We have spoken in the foregoing article of the propensity of certain scientific men to magnify facts and depreciate theories. This is not only an evidence of narrowness, but of ignorance, for facts are of no value without theories. They are good for nothing until explained, or brought by reason into relation with other facts, so that some step is taken toward the establishment of a law. It is this connection of science with methods of thought, and its value as a means of arriving at the best methods, that give it its claim upon the attention of all intelligent men. The demand for its popular recognition, and its prominent place in education, rests far less upon its service in the grosser utilities of life than on its influence upon the higher intellectual operations. Science being tested and verified, clearly reasoned and demonstrated truth just to the degree in which it is matured, it must stand in the most intimate relations with those logical processes which have for their object the establishment of truth. Logic, of course, grew up into a system before the sciences were developed; but it was a partial and imperfect logic. Following the modern developments of science, growing out of them, and seriously influenced by all their great steps of advance, we have a body of logical and philosophical disquisitions that are presented by such men as Herschel, Whewell, Mill, and Jevons, who deal with the mental operations involved in the investigation of truth, in the full light of modern scientific experience. Yet this interesting field of thought must be regarded as only fairly opened, and the works of the eminent gentlemen referred to, though permanently valuable, are no doubt much in the nature of preliminary inquiries, to be yet carried out more thoroughly, and reduced to greater unity and harmony.

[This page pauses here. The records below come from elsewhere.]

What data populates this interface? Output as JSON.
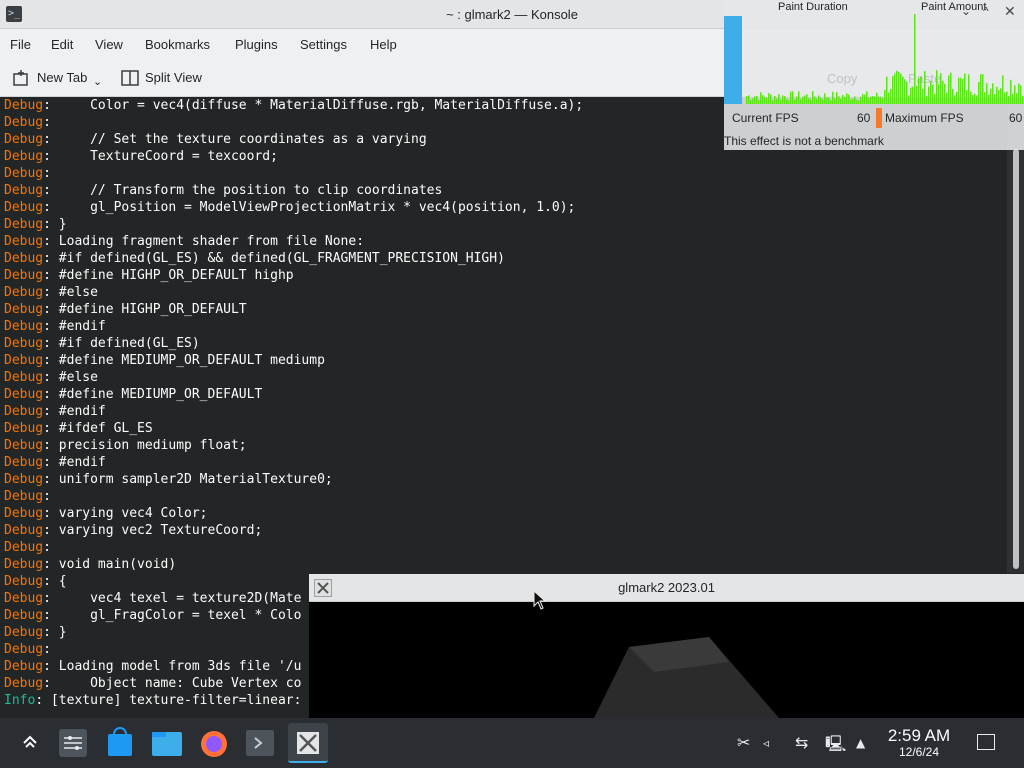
{
  "konsole": {
    "title": "~ : glmark2 — Konsole",
    "menu": [
      "File",
      "Edit",
      "View",
      "Bookmarks",
      "Plugins",
      "Settings",
      "Help"
    ],
    "toolbar": {
      "new_tab": "New Tab",
      "split_view": "Split View"
    },
    "lines": [
      {
        "tag": "Debug",
        "sep": ":",
        "text": "     Color = vec4(diffuse * MaterialDiffuse.rgb, MaterialDiffuse.a);"
      },
      {
        "tag": "Debug",
        "sep": ":",
        "text": ""
      },
      {
        "tag": "Debug",
        "sep": ":",
        "text": "     // Set the texture coordinates as a varying"
      },
      {
        "tag": "Debug",
        "sep": ":",
        "text": "     TextureCoord = texcoord;"
      },
      {
        "tag": "Debug",
        "sep": ":",
        "text": ""
      },
      {
        "tag": "Debug",
        "sep": ":",
        "text": "     // Transform the position to clip coordinates"
      },
      {
        "tag": "Debug",
        "sep": ":",
        "text": "     gl_Position = ModelViewProjectionMatrix * vec4(position, 1.0);"
      },
      {
        "tag": "Debug",
        "sep": ":",
        "text": " }"
      },
      {
        "tag": "Debug",
        "sep": ":",
        "text": " Loading fragment shader from file None:"
      },
      {
        "tag": "Debug",
        "sep": ":",
        "text": " #if defined(GL_ES) && defined(GL_FRAGMENT_PRECISION_HIGH)"
      },
      {
        "tag": "Debug",
        "sep": ":",
        "text": " #define HIGHP_OR_DEFAULT highp"
      },
      {
        "tag": "Debug",
        "sep": ":",
        "text": " #else"
      },
      {
        "tag": "Debug",
        "sep": ":",
        "text": " #define HIGHP_OR_DEFAULT"
      },
      {
        "tag": "Debug",
        "sep": ":",
        "text": " #endif"
      },
      {
        "tag": "Debug",
        "sep": ":",
        "text": " #if defined(GL_ES)"
      },
      {
        "tag": "Debug",
        "sep": ":",
        "text": " #define MEDIUMP_OR_DEFAULT mediump"
      },
      {
        "tag": "Debug",
        "sep": ":",
        "text": " #else"
      },
      {
        "tag": "Debug",
        "sep": ":",
        "text": " #define MEDIUMP_OR_DEFAULT"
      },
      {
        "tag": "Debug",
        "sep": ":",
        "text": " #endif"
      },
      {
        "tag": "Debug",
        "sep": ":",
        "text": " #ifdef GL_ES"
      },
      {
        "tag": "Debug",
        "sep": ":",
        "text": " precision mediump float;"
      },
      {
        "tag": "Debug",
        "sep": ":",
        "text": " #endif"
      },
      {
        "tag": "Debug",
        "sep": ":",
        "text": " uniform sampler2D MaterialTexture0;"
      },
      {
        "tag": "Debug",
        "sep": ":",
        "text": ""
      },
      {
        "tag": "Debug",
        "sep": ":",
        "text": " varying vec4 Color;"
      },
      {
        "tag": "Debug",
        "sep": ":",
        "text": " varying vec2 TextureCoord;"
      },
      {
        "tag": "Debug",
        "sep": ":",
        "text": ""
      },
      {
        "tag": "Debug",
        "sep": ":",
        "text": " void main(void)"
      },
      {
        "tag": "Debug",
        "sep": ":",
        "text": " {"
      },
      {
        "tag": "Debug",
        "sep": ":",
        "text": "     vec4 texel = texture2D(Mate"
      },
      {
        "tag": "Debug",
        "sep": ":",
        "text": "     gl_FragColor = texel * Colo"
      },
      {
        "tag": "Debug",
        "sep": ":",
        "text": " }"
      },
      {
        "tag": "Debug",
        "sep": ":",
        "text": ""
      },
      {
        "tag": "Debug",
        "sep": ":",
        "text": " Loading model from 3ds file '/u"
      },
      {
        "tag": "Debug",
        "sep": ":",
        "text": "     Object name: Cube Vertex co"
      },
      {
        "tag": "Info",
        "sep": ":",
        "text": " [texture] texture-filter=linear:"
      }
    ]
  },
  "fps_overlay": {
    "paint_duration": "Paint Duration",
    "paint_amount": "Paint Amount",
    "current_fps_label": "Current FPS",
    "current_fps": "60",
    "maximum_fps_label": "Maximum FPS",
    "maximum_fps": "60",
    "note": "This effect is not a benchmark",
    "ghost_copy": "Copy",
    "ghost_paste": "Paste"
  },
  "glmark": {
    "title": "glmark2 2023.01"
  },
  "taskbar": {
    "apps": [
      "application-launcher-icon",
      "system-settings-icon",
      "discover-icon",
      "dolphin-icon",
      "firefox-icon",
      "konsole-icon",
      "glmark2-icon"
    ],
    "clock_time": "2:59 AM",
    "clock_date": "12/6/24"
  },
  "colors": {
    "debug_tag": "#f67400",
    "info_tag": "#1abc9c",
    "accent": "#3daee9"
  }
}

Impressed with the importance of this great phase of the intellectual work of the age, which it is one of the leading objects of The Popular Science Monthly to promote, it has been our good-fortune to secure the services of an independent thinker and able writer, who will contribute to our pages a series of articles under the general title of "Illustrations of the Logic of Science." The author has already attained an honorable eminence in the world of science by the promulgation of advanced views of logical method, and he will reduce these views to a more systematic and popular form in the papers now to be published. e call attention to the first essay of this series in the present number, which, though but introductory, may be taken as foreshadowing the interest of the discussions that are to follow.

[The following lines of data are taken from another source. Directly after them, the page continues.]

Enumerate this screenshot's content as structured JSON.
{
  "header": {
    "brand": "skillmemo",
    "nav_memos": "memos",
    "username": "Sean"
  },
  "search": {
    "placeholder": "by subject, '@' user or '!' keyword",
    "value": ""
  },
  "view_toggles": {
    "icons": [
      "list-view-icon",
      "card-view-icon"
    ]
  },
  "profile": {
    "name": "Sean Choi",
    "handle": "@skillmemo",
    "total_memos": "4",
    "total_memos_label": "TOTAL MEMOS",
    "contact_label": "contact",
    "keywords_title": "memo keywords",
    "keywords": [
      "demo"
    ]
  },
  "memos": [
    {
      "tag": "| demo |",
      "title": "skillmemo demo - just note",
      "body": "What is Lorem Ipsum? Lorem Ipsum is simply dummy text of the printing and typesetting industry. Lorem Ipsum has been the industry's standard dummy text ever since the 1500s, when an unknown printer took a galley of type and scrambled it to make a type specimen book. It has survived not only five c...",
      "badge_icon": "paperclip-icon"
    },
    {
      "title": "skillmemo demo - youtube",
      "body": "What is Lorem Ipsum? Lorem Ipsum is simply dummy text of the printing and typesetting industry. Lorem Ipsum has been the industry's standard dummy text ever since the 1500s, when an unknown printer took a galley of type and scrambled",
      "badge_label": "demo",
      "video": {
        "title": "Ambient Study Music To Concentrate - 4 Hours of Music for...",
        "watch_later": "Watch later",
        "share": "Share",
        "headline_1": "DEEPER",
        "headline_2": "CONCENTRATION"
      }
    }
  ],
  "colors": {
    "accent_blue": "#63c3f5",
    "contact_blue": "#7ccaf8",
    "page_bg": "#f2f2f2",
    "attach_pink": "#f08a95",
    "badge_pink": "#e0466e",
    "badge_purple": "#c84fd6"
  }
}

It will hardly be necessary to invite the reader's attention to an article, to be also followed by others, on "The Growth of the Steam-Engine." That revolutionary machine, which is so intimately interwoven with the development of civilization, is itself a part of that development, and as much a product of evolution as an oak a thousand years old. The interesting story of its unfolding from early germs, through long and laborious experiments, to the complete integration of the mechanism, will be told by Prof. Thurston in successive papers, which will be freely and elegantly illustrated. The accompanying "portrait-gallery" of the great inventors who have contributed to this grand mechanical achievement will be the finest and fullest afforded by the historic literature of the subject.